◆ **Brief**: Whichever lines of the entries hold the word "ÐáõÝí³ñ" should be identified and copied.

---------- Recorded information

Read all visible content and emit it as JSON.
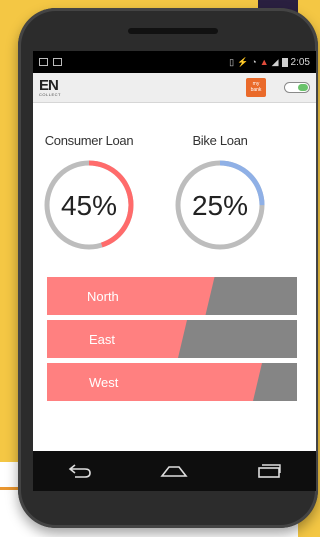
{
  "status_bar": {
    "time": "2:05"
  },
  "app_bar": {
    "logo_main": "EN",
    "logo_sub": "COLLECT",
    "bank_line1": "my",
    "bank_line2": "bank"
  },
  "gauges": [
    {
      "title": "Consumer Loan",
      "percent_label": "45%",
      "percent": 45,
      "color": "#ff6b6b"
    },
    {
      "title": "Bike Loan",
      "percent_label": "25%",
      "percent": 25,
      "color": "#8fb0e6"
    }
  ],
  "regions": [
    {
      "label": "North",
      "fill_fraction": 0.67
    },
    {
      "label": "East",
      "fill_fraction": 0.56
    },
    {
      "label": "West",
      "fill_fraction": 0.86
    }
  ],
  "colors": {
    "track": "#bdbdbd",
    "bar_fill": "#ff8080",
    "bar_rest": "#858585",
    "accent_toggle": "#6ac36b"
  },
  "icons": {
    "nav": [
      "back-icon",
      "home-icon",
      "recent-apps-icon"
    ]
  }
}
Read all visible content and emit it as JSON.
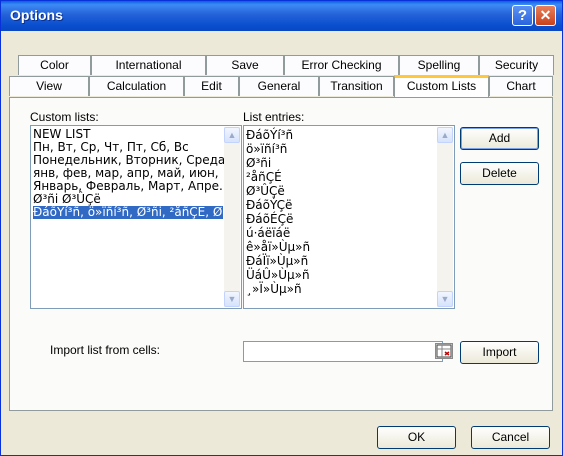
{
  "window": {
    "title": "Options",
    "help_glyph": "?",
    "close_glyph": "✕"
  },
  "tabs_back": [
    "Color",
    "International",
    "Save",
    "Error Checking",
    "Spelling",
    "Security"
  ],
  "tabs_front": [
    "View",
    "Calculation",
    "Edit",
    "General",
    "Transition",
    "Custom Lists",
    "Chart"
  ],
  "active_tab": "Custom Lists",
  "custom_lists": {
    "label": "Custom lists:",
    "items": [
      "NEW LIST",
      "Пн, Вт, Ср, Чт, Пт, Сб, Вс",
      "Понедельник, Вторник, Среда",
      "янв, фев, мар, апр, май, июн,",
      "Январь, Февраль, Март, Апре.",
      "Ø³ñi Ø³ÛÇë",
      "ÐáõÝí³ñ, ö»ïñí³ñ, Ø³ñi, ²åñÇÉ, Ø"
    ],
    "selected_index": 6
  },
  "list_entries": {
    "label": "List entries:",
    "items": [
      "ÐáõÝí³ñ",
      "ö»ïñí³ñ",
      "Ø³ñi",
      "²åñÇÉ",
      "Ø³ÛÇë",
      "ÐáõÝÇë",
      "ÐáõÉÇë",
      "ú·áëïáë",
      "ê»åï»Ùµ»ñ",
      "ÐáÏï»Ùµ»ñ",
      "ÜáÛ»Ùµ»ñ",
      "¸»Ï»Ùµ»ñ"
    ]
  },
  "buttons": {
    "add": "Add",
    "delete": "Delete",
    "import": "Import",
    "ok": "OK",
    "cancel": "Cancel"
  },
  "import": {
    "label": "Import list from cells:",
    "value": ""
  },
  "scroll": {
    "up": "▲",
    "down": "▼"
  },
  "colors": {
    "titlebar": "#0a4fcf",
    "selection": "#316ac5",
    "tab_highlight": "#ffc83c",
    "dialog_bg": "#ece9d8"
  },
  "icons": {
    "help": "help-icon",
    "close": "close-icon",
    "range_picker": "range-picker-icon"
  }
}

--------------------

◆ **Finished task**:
      "ÐáõÝí³ñ, ö»ïñí³ñ, Ø³ñi, ²åñÇÉ, Ø"
      "ÐáõÝí³ñ",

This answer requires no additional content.